But this extraordinary group of Princeton pals teamed up to beat the world again today, rowing the United States to a second straight Olympic gold medal at Dorney Lake in Windsor in the women’s eight competition. And as they held off Canada by a half-boat length — finishing in 6 minutes, 10.59 seconds — Esther Lofgren described having “the best feeling in the world.”
“We were having the best race of our lives,” said Lofgren, who like most of the oarswomen lives in Princeton, where the U.S. national rowing team is based. “Even with conditions a little bumpy out there, we kept pushing through everything.” The team is composed of Lind — an actual Princeton grad, who has a postgraduate degree from Rider University — plus Whipple (Orangevale, Calif.), Lofgren (Newport Beach, Calif.), Caryn Davies (Ithaca), Eleanor Logan (Boothbay Harbor, Maine), Meghan Musnicki (Naples, N.Y.), Taylor Ritzel (Larkspur, Colo.), Susan Francia (Abington, Pa.) and Erin Cafaro (Modesto, Calif.).
Together, they powered their way to a 2.3-second lead halfway through the 2,000-meter race and never lost it. When it was over, Whipple surrendered to coxswain tradition by allowing her diminutive frame (5-3, 106 pounds) to be ceremoniously hurled into Dorney Lake by her teammates, most of whom are in the 6-foot, 175-pound area.
“The last few hundred (meters) was a little rough, but we just sold it and did what we had to do,” said Whipple. “There were a couple of little rough spots here and there … but we got into our rhythm, and it was just a crushing rhythm. It was relentless. It was exactly what we planned to do.” Canada finished in 6:12.06 to take the silver, while the Netherlands won bronze with 6:13.12. The response from the rowing community throughout the U.S. was a combination of relief and pride. Jason Read, the legendary rower from Ringoes who sat in the bow seat when the U.S. men’s eight won the gold at Athens, put it best in an e-mail to The Star-Ledger yesterday:
“It is an epic occasion for any boat at the Olympic or World Championships level to go undefeated for so long,” Read said. “The British men from ’84 to 2004 come to mind. Rowing has so many moving parts, so many variables that can drastically influence results. The probability to do what our Princeton women did under the incomparable (coach) Tom Terhar is vanishingly small. One might even say providential.”
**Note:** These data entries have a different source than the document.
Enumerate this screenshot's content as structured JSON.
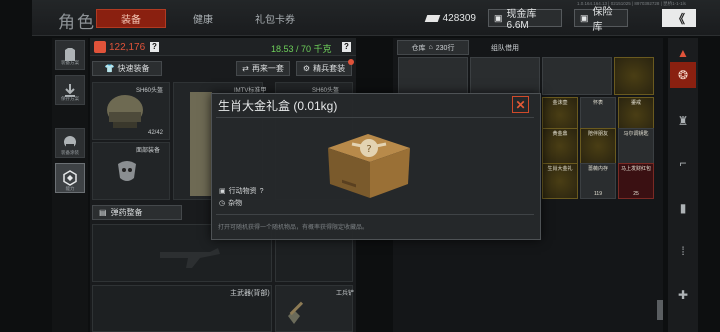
{
  "header": {
    "title": "角色",
    "tabs": [
      {
        "label": "装备",
        "active": true
      },
      {
        "label": "健康",
        "active": false
      },
      {
        "label": "礼包卡券",
        "active": false
      }
    ],
    "version_text": "1.0.164.164.13 | 02151025 | 8970392728 | 昆桥1-1-1ls",
    "currency": "428309",
    "cash_vault": "现金库 6.6M",
    "safe_vault": "保险库",
    "back_label": "《"
  },
  "left_nav": {
    "items": [
      {
        "label": "装备方案"
      },
      {
        "label": "保存方案"
      },
      {
        "label": "装备涂装"
      },
      {
        "label": "能力"
      }
    ]
  },
  "loadout": {
    "value": "122,176",
    "help": "?",
    "weight": "18.53 / 70 千克",
    "quick_equip": "快速装备",
    "again": "再来一套",
    "elite": "精兵套装",
    "helmet_name": "SH60头盔",
    "helmet_durability": "42/42",
    "armor_name": "IMTV标准甲",
    "face_label": "面部装备",
    "rig_name": "SH60头盔",
    "ammo_tab": "弹药整备",
    "primary_label": "主武器(背部)",
    "tool_label": "工兵铲"
  },
  "storage": {
    "tab_storage": "仓库",
    "tab_rows": "230行",
    "tab_team": "组队借用",
    "items": [
      {
        "label": ""
      },
      {
        "label": ""
      },
      {
        "label": ""
      },
      {
        "label": ""
      },
      {
        "label": "金沫壶"
      },
      {
        "label": "怀表"
      },
      {
        "label": "鎏戒"
      },
      {
        "label": "黄金鼎"
      },
      {
        "label": "陪伴朋友"
      },
      {
        "label": "马尔调钥匙"
      },
      {
        "label": "生肖大金礼"
      },
      {
        "label": "蔷薇内存"
      },
      {
        "label": "马上发财红包"
      },
      {
        "label": "119"
      },
      {
        "label": "25"
      }
    ]
  },
  "popup": {
    "title": "生肖大金礼盒 (0.01kg)",
    "category": "行动物资",
    "category_help": "?",
    "subtype": "杂物",
    "description": "打开可随机获得一个随机物品，有概率获得限定收藏品。",
    "close": "✕"
  },
  "colors": {
    "accent_red": "#8a2010",
    "value_red": "#e0533a",
    "weight_green": "#6ed05a",
    "gold": "#c89a3a"
  }
}
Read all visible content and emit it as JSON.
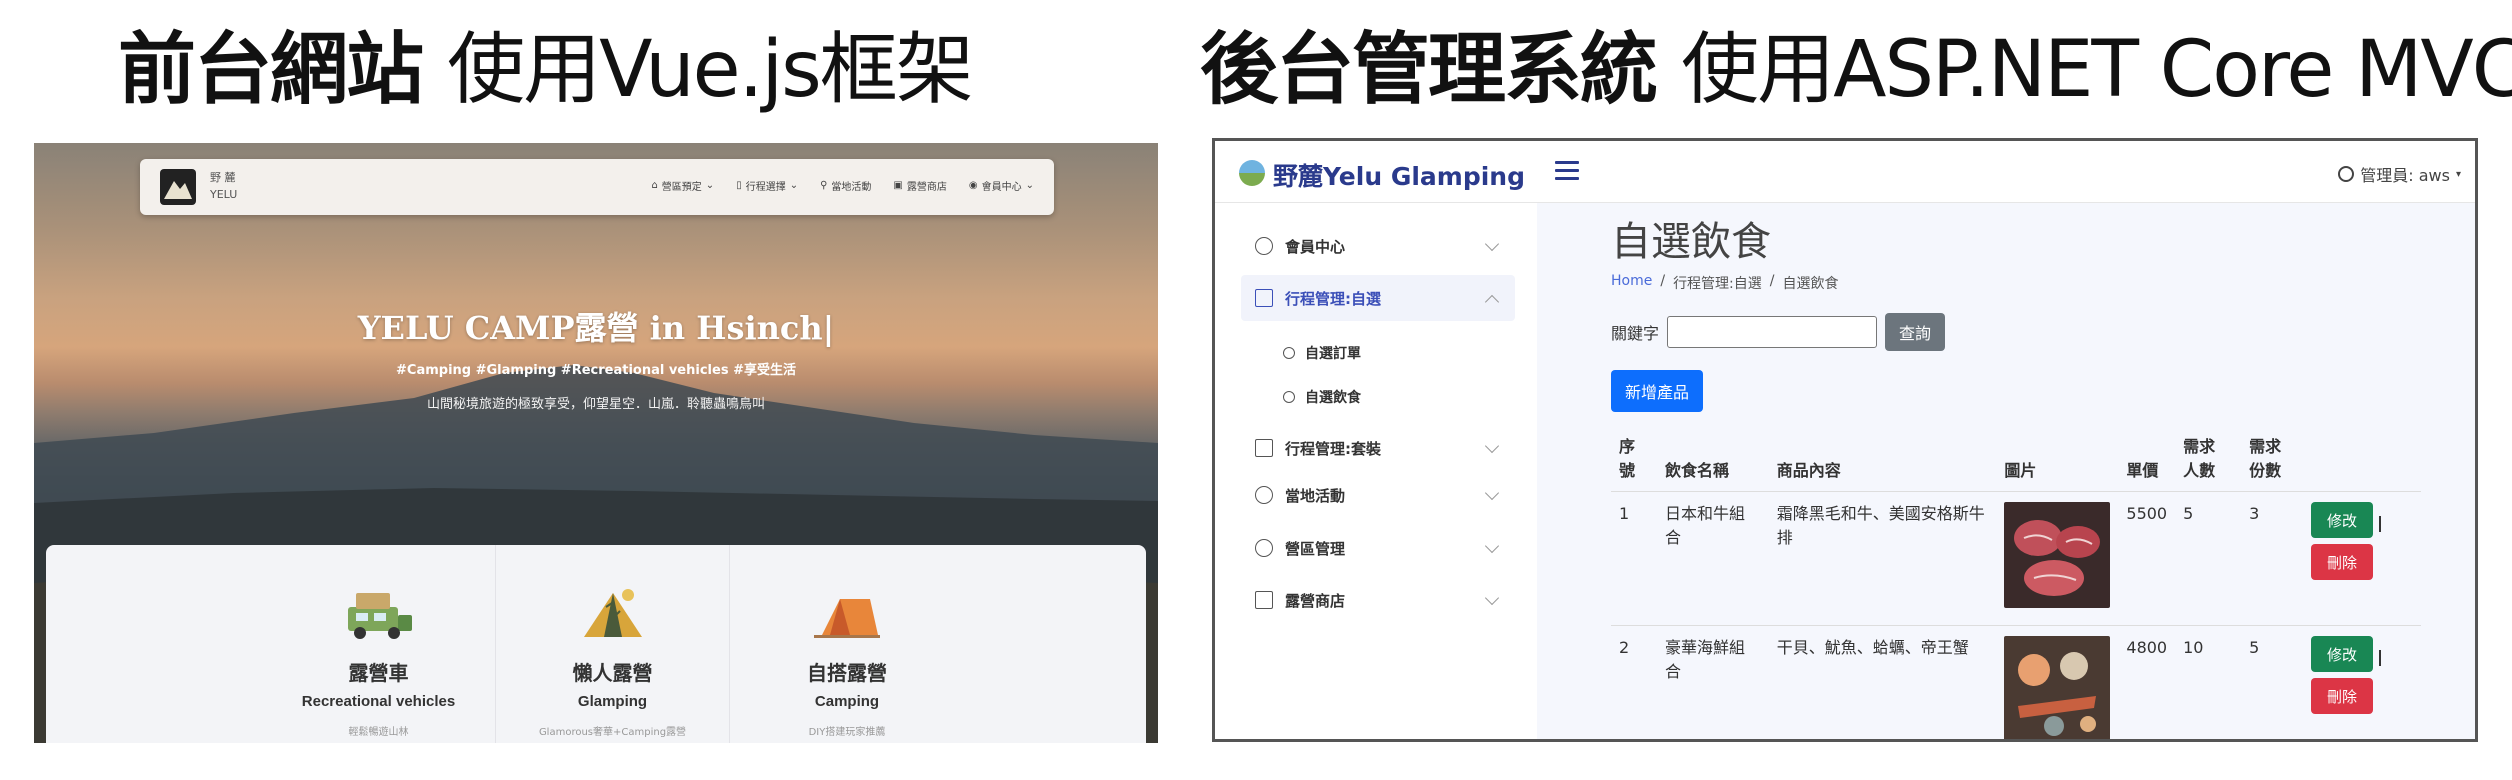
{
  "headings": {
    "left_bold": "前台網站",
    "left_light": "使用Vue.js框架",
    "right_bold": "後台管理系統",
    "right_light": "使用ASP.NET Core MVC"
  },
  "front": {
    "brand_line1": "野 麓",
    "brand_line2": "YELU",
    "menu": [
      {
        "label": "營區預定",
        "icon": "home-icon"
      },
      {
        "label": "行程選擇",
        "icon": "map-icon"
      },
      {
        "label": "當地活動",
        "icon": "hiking-icon"
      },
      {
        "label": "露營商店",
        "icon": "shop-icon"
      },
      {
        "label": "會員中心",
        "icon": "user-icon"
      }
    ],
    "hero_title": "YELU CAMP露營 in Hsinch|",
    "hero_tags": "#Camping #Glamping #Recreational vehicles #享受生活",
    "hero_sub": "山間秘境旅遊的極致享受，仰望星空．山嵐．聆聽蟲鳴鳥叫",
    "cards": [
      {
        "title": "露營車",
        "en": "Recreational vehicles",
        "desc": "輕鬆暢遊山林"
      },
      {
        "title": "懶人露營",
        "en": "Glamping",
        "desc": "Glamorous奢華+Camping露營"
      },
      {
        "title": "自搭露營",
        "en": "Camping",
        "desc": "DIY搭建玩家推薦"
      }
    ]
  },
  "admin": {
    "brand": "野麓Yelu Glamping",
    "user_label": "管理員: aws",
    "sidebar": [
      {
        "label": "會員中心",
        "icon": "user-circle-icon"
      },
      {
        "label": "行程管理:自選",
        "icon": "document-icon"
      },
      {
        "label": "行程管理:套裝",
        "icon": "checklist-icon"
      },
      {
        "label": "當地活動",
        "icon": "people-icon"
      },
      {
        "label": "營區管理",
        "icon": "person-icon"
      },
      {
        "label": "露營商店",
        "icon": "store-icon"
      }
    ],
    "submenu": [
      "自選訂單",
      "自選飲食"
    ],
    "page_title": "自選飲食",
    "breadcrumb": [
      "Home",
      "行程管理:自選",
      "自選飲食"
    ],
    "search_label": "關鍵字",
    "search_value": "",
    "search_button": "查詢",
    "add_button": "新增產品",
    "table_headers": [
      "序號",
      "飲食名稱",
      "商品內容",
      "圖片",
      "單價",
      "需求人數",
      "需求份數"
    ],
    "rows": [
      {
        "no": "1",
        "name": "日本和牛組合",
        "content": "霜降黑毛和牛、美國安格斯牛排",
        "price": "5500",
        "people": "5",
        "portions": "3"
      },
      {
        "no": "2",
        "name": "豪華海鮮組合",
        "content": "干貝、魷魚、蛤蠣、帝王蟹",
        "price": "4800",
        "people": "10",
        "portions": "5"
      }
    ],
    "edit_label": "修改",
    "delete_label": "刪除"
  }
}
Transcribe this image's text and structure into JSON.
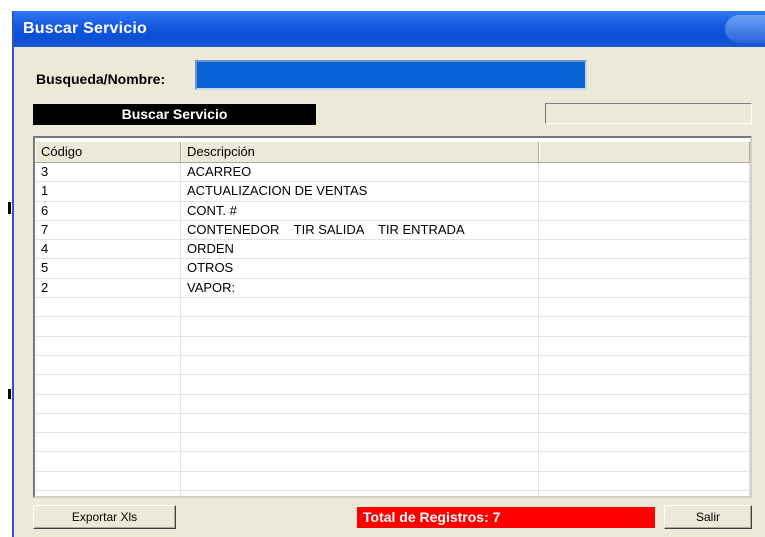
{
  "window": {
    "title": "Buscar Servicio"
  },
  "search": {
    "label": "Busqueda/Nombre:",
    "value": "",
    "button_label": "Buscar Servicio",
    "status_value": ""
  },
  "grid": {
    "columns": [
      "Código",
      "Descripción",
      ""
    ],
    "rows": [
      [
        "3",
        "ACARREO"
      ],
      [
        "1",
        "ACTUALIZACION DE VENTAS"
      ],
      [
        "6",
        "CONT. #"
      ],
      [
        "7",
        "CONTENEDOR    TIR SALIDA    TIR ENTRADA"
      ],
      [
        "4",
        "ORDEN"
      ],
      [
        "5",
        "OTROS"
      ],
      [
        "2",
        "VAPOR:"
      ],
      [
        "",
        ""
      ],
      [
        "",
        ""
      ],
      [
        "",
        ""
      ],
      [
        "",
        ""
      ],
      [
        "",
        ""
      ],
      [
        "",
        ""
      ],
      [
        "",
        ""
      ],
      [
        "",
        ""
      ],
      [
        "",
        ""
      ],
      [
        "",
        ""
      ],
      [
        "",
        ""
      ]
    ]
  },
  "footer": {
    "export_label": "Exportar Xls",
    "total_label": "Total de Registros: 7",
    "exit_label": "Salir"
  },
  "colors": {
    "titlebar": "#0a4fd8",
    "search_input": "#0a64d8",
    "total_badge": "#ff0000",
    "window_bg": "#ece9d8"
  }
}
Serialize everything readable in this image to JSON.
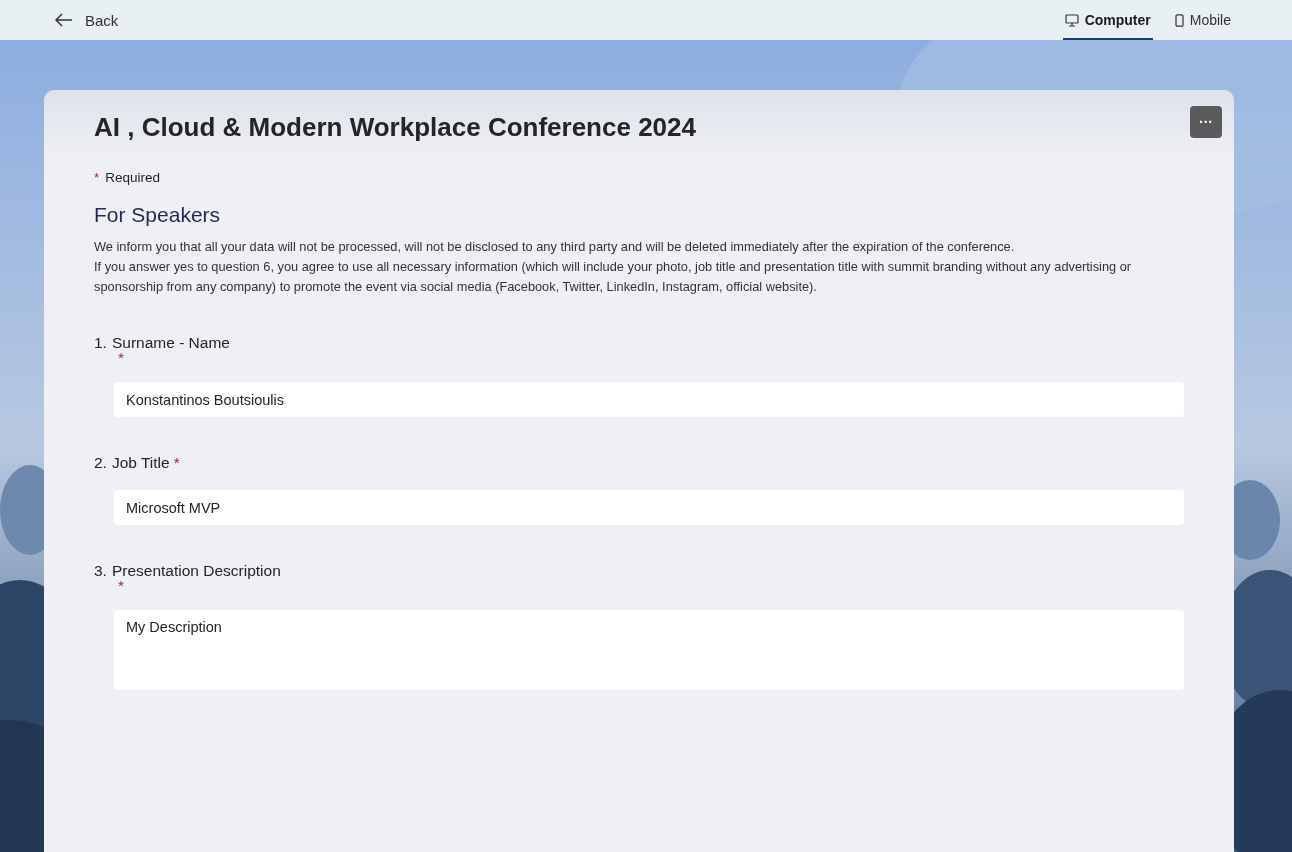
{
  "top_bar": {
    "back": "Back",
    "tabs": [
      {
        "label": "Computer",
        "selected": true
      },
      {
        "label": "Mobile",
        "selected": false
      }
    ]
  },
  "form": {
    "title": "AI , Cloud  & Modern Workplace Conference 2024",
    "more_button": "···",
    "required_note": {
      "star": "*",
      "label": "Required"
    },
    "section": {
      "title": "For Speakers",
      "paragraphs": [
        "We inform you that all your data will not be processed, will not be disclosed to any third party and will be deleted immediately after the expiration of the conference.",
        "If you answer yes to question  6, you agree to use all necessary information (which will include your photo, job title and presentation title with summit branding without any advertising or sponsorship from any company) to promote the event via social media (Facebook, Twitter, LinkedIn, Instagram, official website)."
      ]
    },
    "questions": [
      {
        "number": "1.",
        "label": "Surname - Name",
        "star": "*",
        "kind": "stacked",
        "multiline": false,
        "value": "Konstantinos Boutsioulis"
      },
      {
        "number": "2.",
        "label": "Job Title",
        "star": "*",
        "kind": "inline",
        "multiline": false,
        "value": "Microsoft MVP"
      },
      {
        "number": "3.",
        "label": "Presentation Description",
        "star": "*",
        "kind": "stacked",
        "multiline": true,
        "value": "My Description"
      }
    ]
  }
}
If it was not providence, it was destiny. As Francia, the Hungarian-born Penn grad put it, “That is an American dynasty, baby. There is a lot of power in that boat.” And a lifetime’s worth of accomplishment. Then there was Ritzel, the granddaughter of former Denver Broncos coach Red Miller, who had dedicated these Olympics to the mother she lost to cancer 19 months ago.
“I’m so excited that I could give this to her,” Ritzel said. “Walking the course today I saw the sun kind of peek through the clouds and I know she’s here. I dedicate everything I’ve done to her.” And there was closure of another kind: Whipple, who has coxed the U.S. for 11 of the last 12 years, was in her final race. “I am in awe of my teammates and what they had to endure and what they can handle,” said Whipple, 32. “They are so committed and I am so proud to be their teammate.”